Wednesday, 5 March 2014
Air Lorg Tearlach ( Searching for Charlie )

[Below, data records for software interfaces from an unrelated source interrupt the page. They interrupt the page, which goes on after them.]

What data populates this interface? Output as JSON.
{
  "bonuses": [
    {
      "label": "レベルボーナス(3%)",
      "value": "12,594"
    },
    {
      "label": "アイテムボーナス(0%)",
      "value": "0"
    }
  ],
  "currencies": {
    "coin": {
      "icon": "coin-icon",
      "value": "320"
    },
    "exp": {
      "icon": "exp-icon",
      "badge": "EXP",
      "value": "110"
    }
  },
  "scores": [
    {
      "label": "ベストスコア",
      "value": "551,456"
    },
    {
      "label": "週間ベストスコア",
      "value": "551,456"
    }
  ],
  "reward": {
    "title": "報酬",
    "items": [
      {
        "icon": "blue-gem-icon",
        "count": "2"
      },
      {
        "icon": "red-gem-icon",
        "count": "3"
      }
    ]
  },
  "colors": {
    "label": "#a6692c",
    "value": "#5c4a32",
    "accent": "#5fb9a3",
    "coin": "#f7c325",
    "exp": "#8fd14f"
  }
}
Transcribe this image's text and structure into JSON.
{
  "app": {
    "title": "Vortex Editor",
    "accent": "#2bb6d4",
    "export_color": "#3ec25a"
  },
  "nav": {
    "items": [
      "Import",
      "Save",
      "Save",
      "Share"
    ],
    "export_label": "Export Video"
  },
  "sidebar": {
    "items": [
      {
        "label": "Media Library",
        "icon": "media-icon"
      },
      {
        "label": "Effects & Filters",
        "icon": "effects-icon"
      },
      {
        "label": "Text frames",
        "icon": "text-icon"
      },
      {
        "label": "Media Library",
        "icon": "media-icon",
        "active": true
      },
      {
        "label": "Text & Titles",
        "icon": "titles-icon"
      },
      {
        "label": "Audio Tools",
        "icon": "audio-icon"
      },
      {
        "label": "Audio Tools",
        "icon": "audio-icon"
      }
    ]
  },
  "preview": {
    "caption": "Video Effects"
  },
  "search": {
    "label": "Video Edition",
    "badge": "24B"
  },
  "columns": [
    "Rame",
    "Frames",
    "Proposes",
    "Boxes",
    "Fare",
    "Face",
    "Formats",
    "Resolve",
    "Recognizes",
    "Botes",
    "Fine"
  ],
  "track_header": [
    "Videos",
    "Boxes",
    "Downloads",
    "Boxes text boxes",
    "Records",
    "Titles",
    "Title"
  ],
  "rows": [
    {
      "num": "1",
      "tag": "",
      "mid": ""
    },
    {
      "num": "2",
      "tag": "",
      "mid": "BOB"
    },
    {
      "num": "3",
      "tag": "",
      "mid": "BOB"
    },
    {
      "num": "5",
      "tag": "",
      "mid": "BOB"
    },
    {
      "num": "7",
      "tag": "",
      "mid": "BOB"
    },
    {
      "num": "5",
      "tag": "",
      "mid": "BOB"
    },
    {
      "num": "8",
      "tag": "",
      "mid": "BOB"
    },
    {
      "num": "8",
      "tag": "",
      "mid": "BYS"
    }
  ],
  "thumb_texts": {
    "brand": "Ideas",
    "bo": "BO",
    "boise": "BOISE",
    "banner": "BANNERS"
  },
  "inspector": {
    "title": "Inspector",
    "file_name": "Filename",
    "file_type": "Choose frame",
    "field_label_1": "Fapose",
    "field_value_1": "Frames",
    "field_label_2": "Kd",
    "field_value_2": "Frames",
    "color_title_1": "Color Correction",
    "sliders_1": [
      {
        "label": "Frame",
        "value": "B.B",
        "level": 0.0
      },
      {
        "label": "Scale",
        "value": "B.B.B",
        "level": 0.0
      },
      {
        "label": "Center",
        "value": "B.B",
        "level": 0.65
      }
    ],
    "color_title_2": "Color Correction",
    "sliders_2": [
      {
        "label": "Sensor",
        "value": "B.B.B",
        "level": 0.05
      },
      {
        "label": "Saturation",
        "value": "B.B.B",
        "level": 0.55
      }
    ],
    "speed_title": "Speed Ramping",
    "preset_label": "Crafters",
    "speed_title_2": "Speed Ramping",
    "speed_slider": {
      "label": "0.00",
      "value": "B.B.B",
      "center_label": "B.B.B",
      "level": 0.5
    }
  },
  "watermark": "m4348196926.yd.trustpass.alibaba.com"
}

Neil and Donald found the "presses" of the Inverness Courant very easily on asking just a few people. Being the first newspaper in these parts, it had been well received by those who valued it for its forthright opinions and its no-nonsense written style. Just off the Wellgate, through the Bull Close, they happened on a long one storey white house which could only be where the Courant was published. A young lady came over to meet them and introduced herself as Mary Grant. NEIL: " I am Neil Macleod and this is my brother Donald. We are genuinely happy to meet you Miss Grant, and in doing so, be assured that we have come a long way to make you acquaintance. We are from the Isle of Lewis, and have come here with a certain proposition in mind." Mary Grant told the boys that her people own farms near Elgin in Morayshire and this has allowed her to travel around Scotland. She spent two years in Edinburgh, and it was here she took an interest in printing. She spent most of her time in the printing works of Mr. Creuch on the High Street. This was not an apprenticeship as such, but she learned a great deal under the watchful eye of Old Creuch. She believed he was amused that a young woman might be interested in the printing trade, and he would tease her when her hands and face were covered in printer's ink. She then invited the lads to tell her about their proposition. DONALD: " Miss Grant, There are few around who have not heard the rumour that Charles Edward Stuart has landed on the Scottish mainland to regain the three crowns for his father, King James III, known in Hanovarian circles as "The Old Pretender". Alerts at some garrisons and the sight of troop movements throughout the west suggest that Charles Stuart is indeed here and seriously contemplating rebellion. He has landed in Moidart, as this region of the West Highlands is staunchly Catholic, an area seemingly untouched by the Reformation two hundred years ago." NEIL: " Assuming Charles can rouse the Jacobites to his cause, it has been our desire to follow in his army's wake to report on the state of the army, their hopes and ambitions, and hopefully conduct interviews with the main protagonists of this Jacobite army. Mary, we thought that since your paper was one of the few north of Edinburgh or Glasgow, it would be ideal to carry these stories of rebellion. The Courant would gain a wide circulation, well beyond Inverness. We would meet our own expenses, and the only thing I ask is that our names appear in all the reports we send you." MARY: "If you are willing to go through with this, and meet your own expenses, then I will publish all the reports you send me. I might be persuaded to publish what you send in special supplements. Life with the Jacobite army could be onerous and at times dangerous, so I would ask that you take care of yourself, as best you can. Do not place yourselves in life threatening situations. If needs must, you have two fine horses which will get you out of any immediate danger. Being fluent in Gaelic should help you get close to the Highlanders, who will be the greater part of the Jacobite army. Donald and Neil, take care and God Bless."